## INSTRUCTIONS FOR THE TASK:
Say how many lines below hold the word "thank"; give the number by itself.

## MATERIAL PROVIDED:
----------------------------------------

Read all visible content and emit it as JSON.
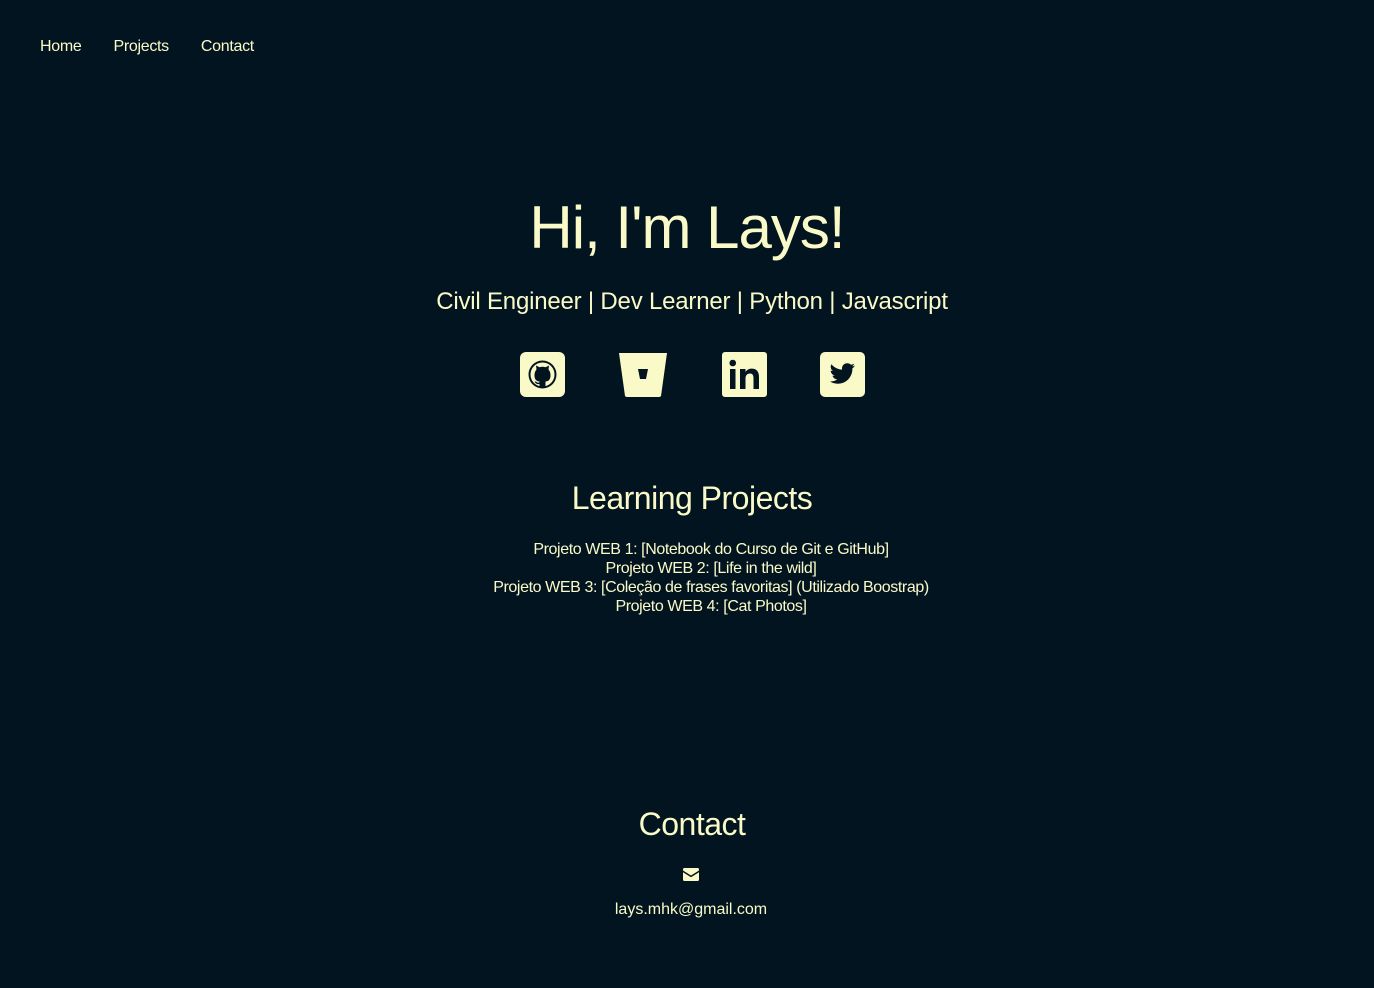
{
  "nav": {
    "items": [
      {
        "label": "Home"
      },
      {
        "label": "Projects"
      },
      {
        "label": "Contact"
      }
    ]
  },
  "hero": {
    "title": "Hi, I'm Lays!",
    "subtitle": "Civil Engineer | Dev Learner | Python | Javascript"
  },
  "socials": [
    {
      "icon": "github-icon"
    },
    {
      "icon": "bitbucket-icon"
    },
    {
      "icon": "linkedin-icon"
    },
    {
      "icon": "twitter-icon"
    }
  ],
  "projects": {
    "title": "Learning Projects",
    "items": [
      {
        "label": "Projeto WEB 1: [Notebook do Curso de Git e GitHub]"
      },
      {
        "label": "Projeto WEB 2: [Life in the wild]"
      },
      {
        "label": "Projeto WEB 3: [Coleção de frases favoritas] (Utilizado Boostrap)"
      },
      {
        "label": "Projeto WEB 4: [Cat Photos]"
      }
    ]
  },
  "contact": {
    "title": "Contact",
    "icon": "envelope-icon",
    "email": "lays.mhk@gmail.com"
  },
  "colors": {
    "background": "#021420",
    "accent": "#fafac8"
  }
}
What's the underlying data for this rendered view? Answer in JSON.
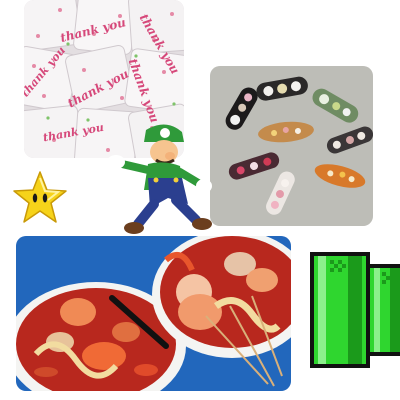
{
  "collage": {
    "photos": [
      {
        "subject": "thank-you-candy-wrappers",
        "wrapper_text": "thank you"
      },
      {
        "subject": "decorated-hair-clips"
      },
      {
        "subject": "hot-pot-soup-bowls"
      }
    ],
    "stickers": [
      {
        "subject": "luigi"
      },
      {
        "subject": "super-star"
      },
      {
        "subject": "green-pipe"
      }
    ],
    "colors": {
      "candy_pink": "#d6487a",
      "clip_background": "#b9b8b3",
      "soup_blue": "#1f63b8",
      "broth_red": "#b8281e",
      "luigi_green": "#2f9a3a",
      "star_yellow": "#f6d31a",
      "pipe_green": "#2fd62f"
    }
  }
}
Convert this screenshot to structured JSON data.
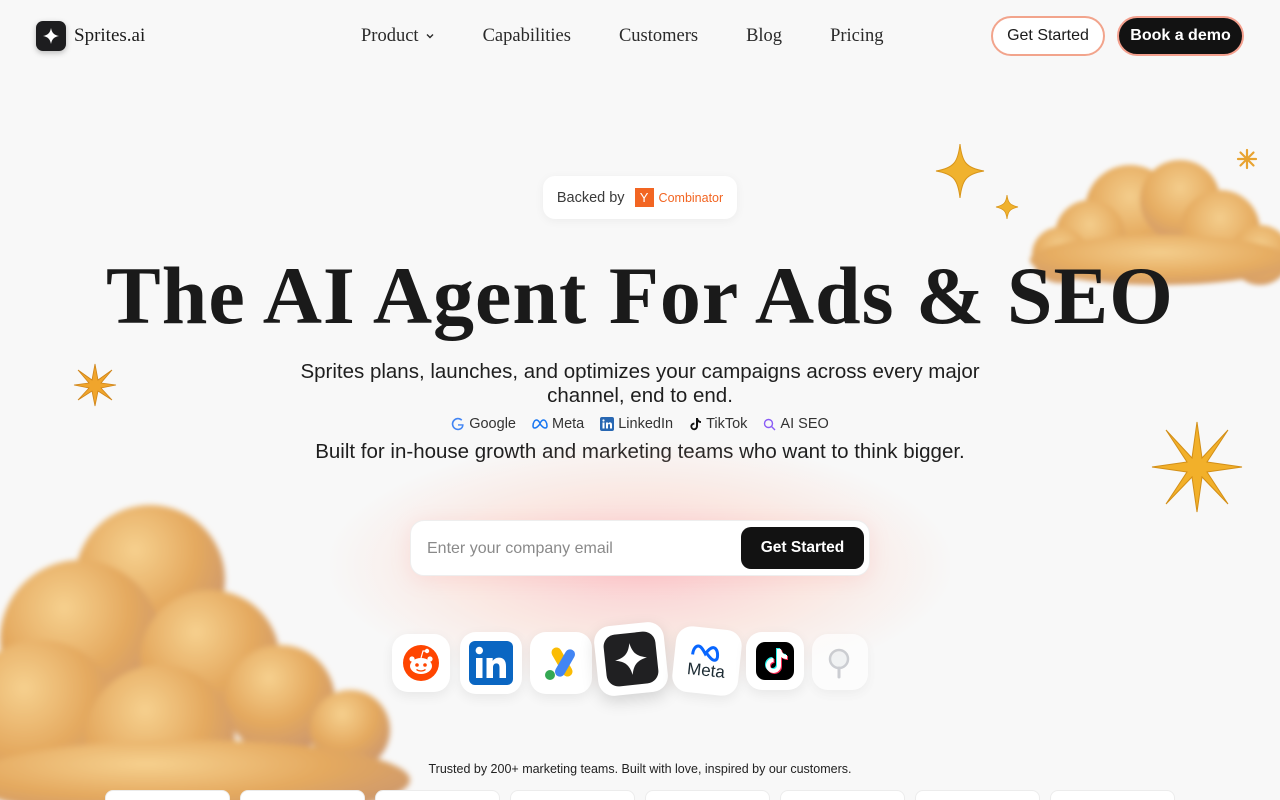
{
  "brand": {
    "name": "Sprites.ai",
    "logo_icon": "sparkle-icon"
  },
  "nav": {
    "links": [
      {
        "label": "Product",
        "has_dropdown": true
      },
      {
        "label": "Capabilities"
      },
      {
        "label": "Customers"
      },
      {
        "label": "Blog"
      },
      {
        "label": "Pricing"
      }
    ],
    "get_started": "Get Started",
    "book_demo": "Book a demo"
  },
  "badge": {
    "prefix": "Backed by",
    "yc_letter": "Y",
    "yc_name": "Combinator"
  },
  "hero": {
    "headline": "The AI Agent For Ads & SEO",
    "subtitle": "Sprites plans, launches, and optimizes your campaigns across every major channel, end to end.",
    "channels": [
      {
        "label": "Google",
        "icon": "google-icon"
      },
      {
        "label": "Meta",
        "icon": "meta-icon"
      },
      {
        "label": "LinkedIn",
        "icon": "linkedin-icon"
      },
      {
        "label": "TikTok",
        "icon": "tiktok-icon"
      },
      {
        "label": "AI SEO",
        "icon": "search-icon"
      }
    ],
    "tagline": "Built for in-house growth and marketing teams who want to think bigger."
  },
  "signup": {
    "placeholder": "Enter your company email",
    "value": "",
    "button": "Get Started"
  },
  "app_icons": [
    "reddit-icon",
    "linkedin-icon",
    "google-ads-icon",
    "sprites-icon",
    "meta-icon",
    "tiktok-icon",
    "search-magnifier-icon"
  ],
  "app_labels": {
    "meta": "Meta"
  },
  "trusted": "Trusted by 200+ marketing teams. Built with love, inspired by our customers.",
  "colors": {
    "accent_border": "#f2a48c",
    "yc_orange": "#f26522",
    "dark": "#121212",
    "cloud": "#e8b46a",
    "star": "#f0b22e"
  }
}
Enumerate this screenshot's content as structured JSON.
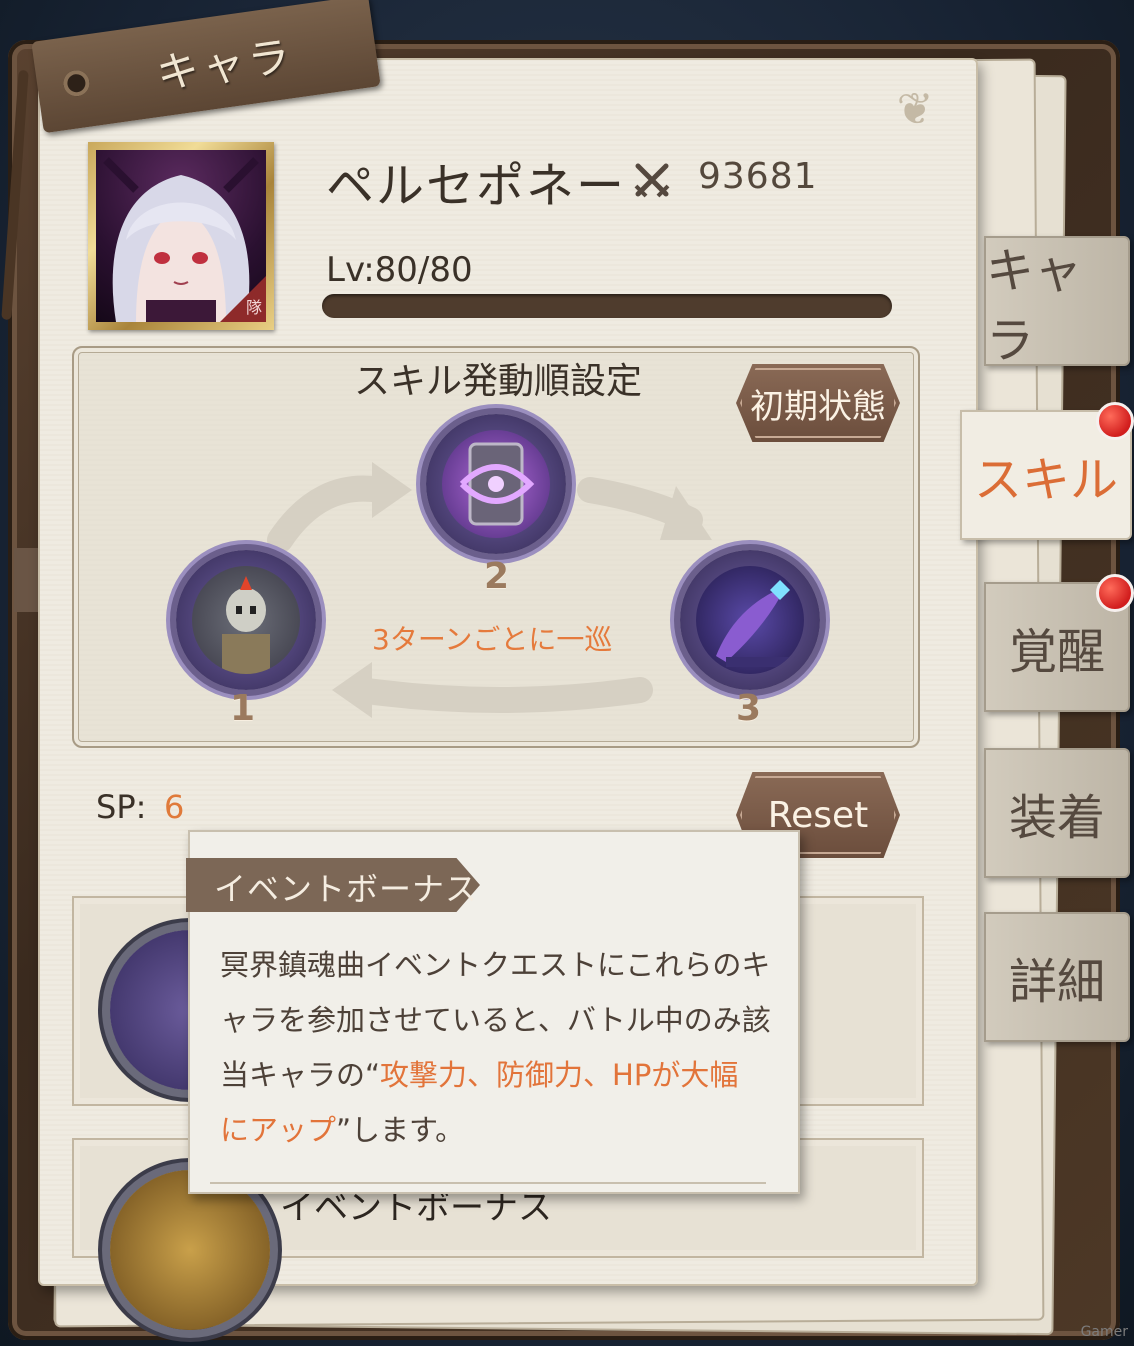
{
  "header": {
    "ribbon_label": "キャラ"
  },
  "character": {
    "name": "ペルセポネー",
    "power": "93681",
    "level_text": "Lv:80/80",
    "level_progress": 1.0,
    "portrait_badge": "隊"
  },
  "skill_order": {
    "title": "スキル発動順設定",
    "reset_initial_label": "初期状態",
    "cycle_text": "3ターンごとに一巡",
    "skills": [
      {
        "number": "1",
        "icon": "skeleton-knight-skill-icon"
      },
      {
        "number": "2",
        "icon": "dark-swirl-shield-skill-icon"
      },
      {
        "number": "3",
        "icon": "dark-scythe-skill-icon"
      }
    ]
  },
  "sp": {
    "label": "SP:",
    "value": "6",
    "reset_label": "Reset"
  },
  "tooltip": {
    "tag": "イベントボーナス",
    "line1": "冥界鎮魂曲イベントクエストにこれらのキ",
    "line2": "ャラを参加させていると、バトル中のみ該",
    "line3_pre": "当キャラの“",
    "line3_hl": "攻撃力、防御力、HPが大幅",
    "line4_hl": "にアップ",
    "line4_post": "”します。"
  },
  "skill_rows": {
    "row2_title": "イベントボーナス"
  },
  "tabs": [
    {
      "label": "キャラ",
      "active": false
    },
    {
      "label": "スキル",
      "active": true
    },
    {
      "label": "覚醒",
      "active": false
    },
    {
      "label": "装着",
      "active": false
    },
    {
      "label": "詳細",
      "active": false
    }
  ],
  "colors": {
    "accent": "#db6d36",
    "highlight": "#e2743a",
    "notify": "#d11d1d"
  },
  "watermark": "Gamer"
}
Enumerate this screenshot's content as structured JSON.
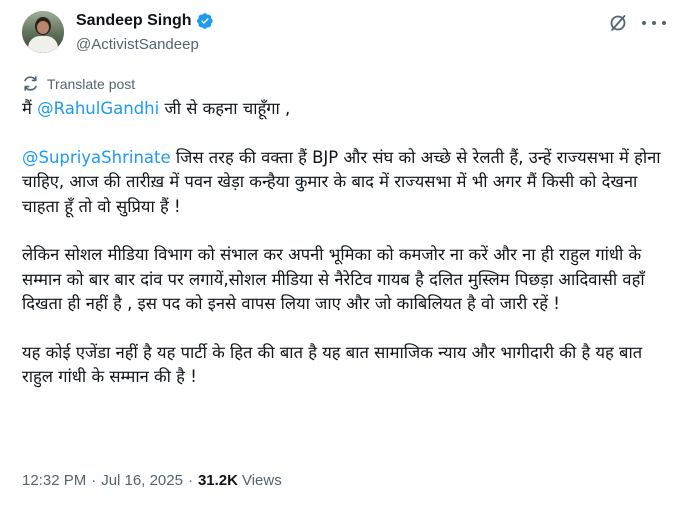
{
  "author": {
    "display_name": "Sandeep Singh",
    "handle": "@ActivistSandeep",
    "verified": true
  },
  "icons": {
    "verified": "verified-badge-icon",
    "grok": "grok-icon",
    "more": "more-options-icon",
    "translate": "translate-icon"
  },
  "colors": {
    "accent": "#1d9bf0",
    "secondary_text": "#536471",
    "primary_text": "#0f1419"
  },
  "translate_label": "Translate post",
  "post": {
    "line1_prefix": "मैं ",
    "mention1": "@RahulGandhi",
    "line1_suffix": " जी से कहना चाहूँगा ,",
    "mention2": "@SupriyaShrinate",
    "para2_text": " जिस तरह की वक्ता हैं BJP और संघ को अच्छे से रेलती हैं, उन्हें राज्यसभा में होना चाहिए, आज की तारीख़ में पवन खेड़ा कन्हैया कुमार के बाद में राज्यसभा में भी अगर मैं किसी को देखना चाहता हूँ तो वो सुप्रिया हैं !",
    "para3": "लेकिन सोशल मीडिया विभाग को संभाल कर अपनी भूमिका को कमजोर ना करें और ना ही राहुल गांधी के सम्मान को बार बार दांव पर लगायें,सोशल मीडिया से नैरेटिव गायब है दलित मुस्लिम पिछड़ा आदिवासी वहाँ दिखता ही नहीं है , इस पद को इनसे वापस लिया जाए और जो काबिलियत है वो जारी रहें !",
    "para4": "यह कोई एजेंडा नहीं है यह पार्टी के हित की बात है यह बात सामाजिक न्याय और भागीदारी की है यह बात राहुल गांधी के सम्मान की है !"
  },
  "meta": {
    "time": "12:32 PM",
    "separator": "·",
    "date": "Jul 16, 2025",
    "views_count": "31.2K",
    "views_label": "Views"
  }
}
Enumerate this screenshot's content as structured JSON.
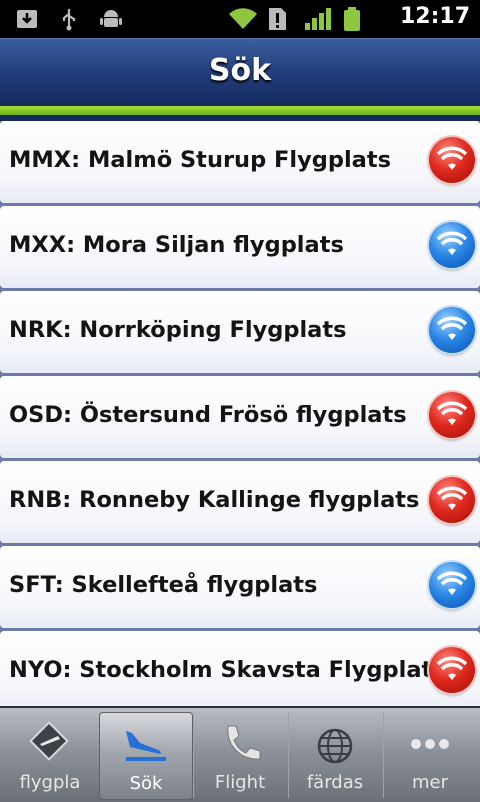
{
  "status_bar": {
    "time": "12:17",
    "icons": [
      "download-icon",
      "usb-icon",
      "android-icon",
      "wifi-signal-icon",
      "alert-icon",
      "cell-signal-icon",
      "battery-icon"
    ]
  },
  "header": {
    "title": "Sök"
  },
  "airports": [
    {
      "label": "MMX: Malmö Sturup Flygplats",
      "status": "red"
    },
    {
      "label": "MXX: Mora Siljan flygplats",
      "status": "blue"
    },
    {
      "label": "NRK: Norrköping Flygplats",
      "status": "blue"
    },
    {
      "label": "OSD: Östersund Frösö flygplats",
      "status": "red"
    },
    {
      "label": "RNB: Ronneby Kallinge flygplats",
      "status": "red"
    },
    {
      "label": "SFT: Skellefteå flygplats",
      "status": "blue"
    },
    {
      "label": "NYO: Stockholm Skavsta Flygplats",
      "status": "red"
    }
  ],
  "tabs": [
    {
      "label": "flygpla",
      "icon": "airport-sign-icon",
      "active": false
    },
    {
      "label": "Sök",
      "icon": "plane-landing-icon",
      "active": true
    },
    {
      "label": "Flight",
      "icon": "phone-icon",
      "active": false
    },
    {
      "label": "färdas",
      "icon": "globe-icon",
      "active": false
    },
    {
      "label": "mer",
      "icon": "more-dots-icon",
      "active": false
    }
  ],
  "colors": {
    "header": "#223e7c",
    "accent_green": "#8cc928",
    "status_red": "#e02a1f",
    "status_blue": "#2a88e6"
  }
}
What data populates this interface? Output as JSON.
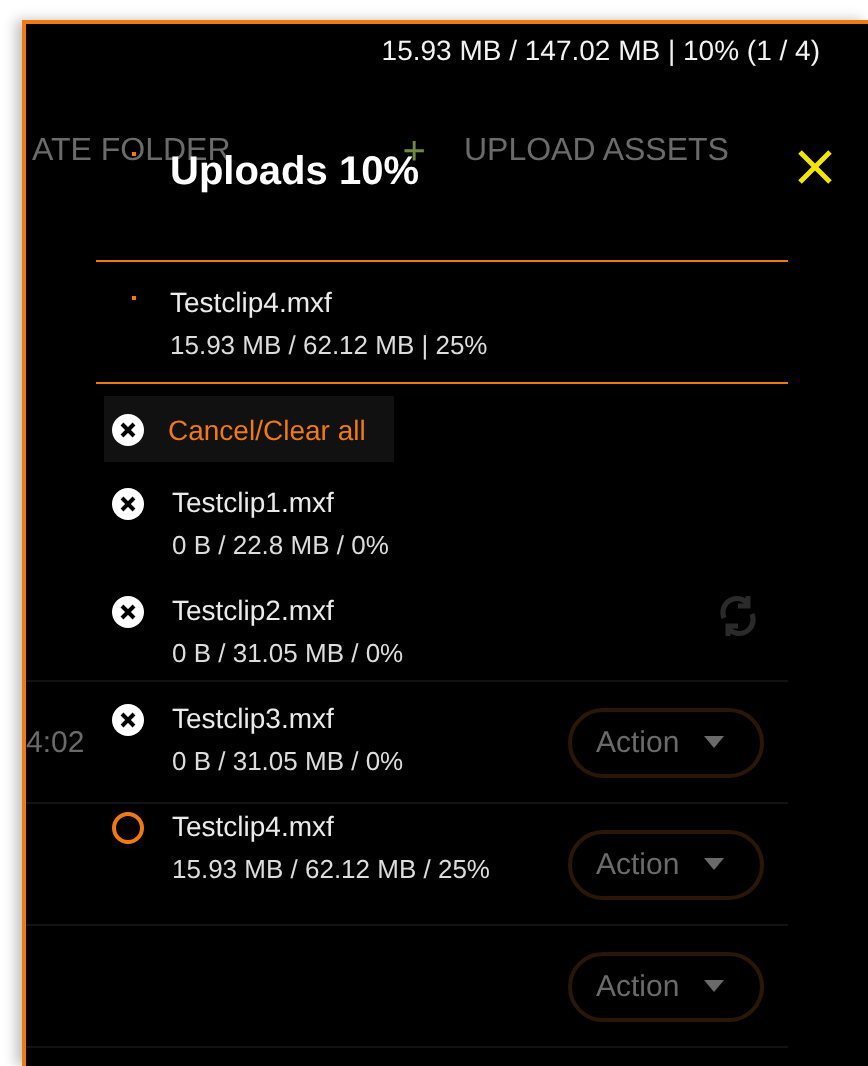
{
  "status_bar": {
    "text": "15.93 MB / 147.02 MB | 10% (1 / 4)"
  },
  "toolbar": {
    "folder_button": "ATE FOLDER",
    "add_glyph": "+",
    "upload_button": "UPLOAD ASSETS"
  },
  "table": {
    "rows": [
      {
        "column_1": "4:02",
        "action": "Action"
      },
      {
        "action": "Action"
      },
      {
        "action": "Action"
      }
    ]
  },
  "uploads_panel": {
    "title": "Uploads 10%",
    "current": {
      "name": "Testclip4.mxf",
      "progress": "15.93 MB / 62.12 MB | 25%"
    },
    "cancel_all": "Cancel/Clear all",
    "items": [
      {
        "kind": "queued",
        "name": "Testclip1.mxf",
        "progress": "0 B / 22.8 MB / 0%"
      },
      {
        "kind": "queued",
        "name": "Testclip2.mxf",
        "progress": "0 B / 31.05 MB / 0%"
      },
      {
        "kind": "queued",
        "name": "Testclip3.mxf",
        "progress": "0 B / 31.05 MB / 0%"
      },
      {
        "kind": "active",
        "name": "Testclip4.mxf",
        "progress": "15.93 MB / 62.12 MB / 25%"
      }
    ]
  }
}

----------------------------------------

## EXERCISE RESULT:
2